MATERIAL TO PROCESS
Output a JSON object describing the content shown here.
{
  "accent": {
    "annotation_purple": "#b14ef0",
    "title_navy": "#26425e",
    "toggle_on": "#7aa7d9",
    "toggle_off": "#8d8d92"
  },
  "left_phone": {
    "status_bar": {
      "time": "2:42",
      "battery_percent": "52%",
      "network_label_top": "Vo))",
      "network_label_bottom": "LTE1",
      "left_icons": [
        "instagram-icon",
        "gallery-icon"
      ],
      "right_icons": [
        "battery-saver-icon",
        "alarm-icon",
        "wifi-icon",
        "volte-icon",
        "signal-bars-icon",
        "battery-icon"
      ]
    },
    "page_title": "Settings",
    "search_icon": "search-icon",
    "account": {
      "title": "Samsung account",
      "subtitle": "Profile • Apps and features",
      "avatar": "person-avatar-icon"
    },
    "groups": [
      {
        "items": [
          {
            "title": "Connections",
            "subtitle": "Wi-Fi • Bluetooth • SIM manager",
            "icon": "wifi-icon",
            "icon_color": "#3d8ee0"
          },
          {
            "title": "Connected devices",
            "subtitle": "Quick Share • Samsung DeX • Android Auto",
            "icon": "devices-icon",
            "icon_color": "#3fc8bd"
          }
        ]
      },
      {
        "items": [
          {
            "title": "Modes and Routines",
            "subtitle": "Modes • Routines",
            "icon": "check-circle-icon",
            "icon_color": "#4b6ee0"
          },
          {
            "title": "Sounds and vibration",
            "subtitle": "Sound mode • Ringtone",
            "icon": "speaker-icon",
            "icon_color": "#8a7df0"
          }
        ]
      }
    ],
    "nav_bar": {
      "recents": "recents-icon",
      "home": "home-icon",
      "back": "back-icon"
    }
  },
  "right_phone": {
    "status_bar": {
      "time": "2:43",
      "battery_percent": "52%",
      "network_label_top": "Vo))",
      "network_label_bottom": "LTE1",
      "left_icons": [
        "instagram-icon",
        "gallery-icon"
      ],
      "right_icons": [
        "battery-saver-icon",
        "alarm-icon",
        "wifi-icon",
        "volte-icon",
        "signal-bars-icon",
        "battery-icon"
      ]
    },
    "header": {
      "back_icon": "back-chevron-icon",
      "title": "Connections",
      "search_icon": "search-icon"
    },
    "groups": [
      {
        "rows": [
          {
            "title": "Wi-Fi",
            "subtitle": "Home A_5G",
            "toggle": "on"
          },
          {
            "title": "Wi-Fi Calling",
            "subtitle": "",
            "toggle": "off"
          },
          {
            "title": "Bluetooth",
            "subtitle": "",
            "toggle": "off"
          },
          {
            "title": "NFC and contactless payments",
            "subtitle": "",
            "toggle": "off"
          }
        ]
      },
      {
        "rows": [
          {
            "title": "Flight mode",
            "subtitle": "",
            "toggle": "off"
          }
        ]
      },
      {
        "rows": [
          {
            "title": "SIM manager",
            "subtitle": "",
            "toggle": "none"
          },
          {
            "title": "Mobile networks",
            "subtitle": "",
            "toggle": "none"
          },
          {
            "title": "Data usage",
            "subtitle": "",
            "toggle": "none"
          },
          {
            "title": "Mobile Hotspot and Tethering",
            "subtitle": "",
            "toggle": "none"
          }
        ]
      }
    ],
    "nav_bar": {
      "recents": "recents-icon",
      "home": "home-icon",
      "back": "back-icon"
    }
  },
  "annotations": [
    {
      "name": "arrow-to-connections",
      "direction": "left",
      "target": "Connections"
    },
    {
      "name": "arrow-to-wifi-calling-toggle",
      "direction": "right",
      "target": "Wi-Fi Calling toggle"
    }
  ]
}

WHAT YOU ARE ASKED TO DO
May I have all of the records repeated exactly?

OUTPUT OF THE EXERCISE
Output a JSON object describing the content shown here.
{
  "accent": {
    "annotation_purple": "#b14ef0",
    "title_navy": "#26425e",
    "toggle_on": "#7aa7d9",
    "toggle_off": "#8d8d92"
  },
  "left_phone": {
    "status_bar": {
      "time": "2:42",
      "battery_percent": "52%",
      "network_label_top": "Vo))",
      "network_label_bottom": "LTE1",
      "left_icons": [
        "instagram-icon",
        "gallery-icon"
      ],
      "right_icons": [
        "battery-saver-icon",
        "alarm-icon",
        "wifi-icon",
        "volte-icon",
        "signal-bars-icon",
        "battery-icon"
      ]
    },
    "page_title": "Settings",
    "search_icon": "search-icon",
    "account": {
      "title": "Samsung account",
      "subtitle": "Profile • Apps and features",
      "avatar": "person-avatar-icon"
    },
    "groups": [
      {
        "items": [
          {
            "title": "Connections",
            "subtitle": "Wi-Fi • Bluetooth • SIM manager",
            "icon": "wifi-icon",
            "icon_color": "#3d8ee0"
          },
          {
            "title": "Connected devices",
            "subtitle": "Quick Share • Samsung DeX • Android Auto",
            "icon": "devices-icon",
            "icon_color": "#3fc8bd"
          }
        ]
      },
      {
        "items": [
          {
            "title": "Modes and Routines",
            "subtitle": "Modes • Routines",
            "icon": "check-circle-icon",
            "icon_color": "#4b6ee0"
          },
          {
            "title": "Sounds and vibration",
            "subtitle": "Sound mode • Ringtone",
            "icon": "speaker-icon",
            "icon_color": "#8a7df0"
          }
        ]
      }
    ],
    "nav_bar": {
      "recents": "recents-icon",
      "home": "home-icon",
      "back": "back-icon"
    }
  },
  "right_phone": {
    "status_bar": {
      "time": "2:43",
      "battery_percent": "52%",
      "network_label_top": "Vo))",
      "network_label_bottom": "LTE1",
      "left_icons": [
        "instagram-icon",
        "gallery-icon"
      ],
      "right_icons": [
        "battery-saver-icon",
        "alarm-icon",
        "wifi-icon",
        "volte-icon",
        "signal-bars-icon",
        "battery-icon"
      ]
    },
    "header": {
      "back_icon": "back-chevron-icon",
      "title": "Connections",
      "search_icon": "search-icon"
    },
    "groups": [
      {
        "rows": [
          {
            "title": "Wi-Fi",
            "subtitle": "Home A_5G",
            "toggle": "on"
          },
          {
            "title": "Wi-Fi Calling",
            "subtitle": "",
            "toggle": "off"
          },
          {
            "title": "Bluetooth",
            "subtitle": "",
            "toggle": "off"
          },
          {
            "title": "NFC and contactless payments",
            "subtitle": "",
            "toggle": "off"
          }
        ]
      },
      {
        "rows": [
          {
            "title": "Flight mode",
            "subtitle": "",
            "toggle": "off"
          }
        ]
      },
      {
        "rows": [
          {
            "title": "SIM manager",
            "subtitle": "",
            "toggle": "none"
          },
          {
            "title": "Mobile networks",
            "subtitle": "",
            "toggle": "none"
          },
          {
            "title": "Data usage",
            "subtitle": "",
            "toggle": "none"
          },
          {
            "title": "Mobile Hotspot and Tethering",
            "subtitle": "",
            "toggle": "none"
          }
        ]
      }
    ],
    "nav_bar": {
      "recents": "recents-icon",
      "home": "home-icon",
      "back": "back-icon"
    }
  },
  "annotations": [
    {
      "name": "arrow-to-connections",
      "direction": "left",
      "target": "Connections"
    },
    {
      "name": "arrow-to-wifi-calling-toggle",
      "direction": "right",
      "target": "Wi-Fi Calling toggle"
    }
  ]
}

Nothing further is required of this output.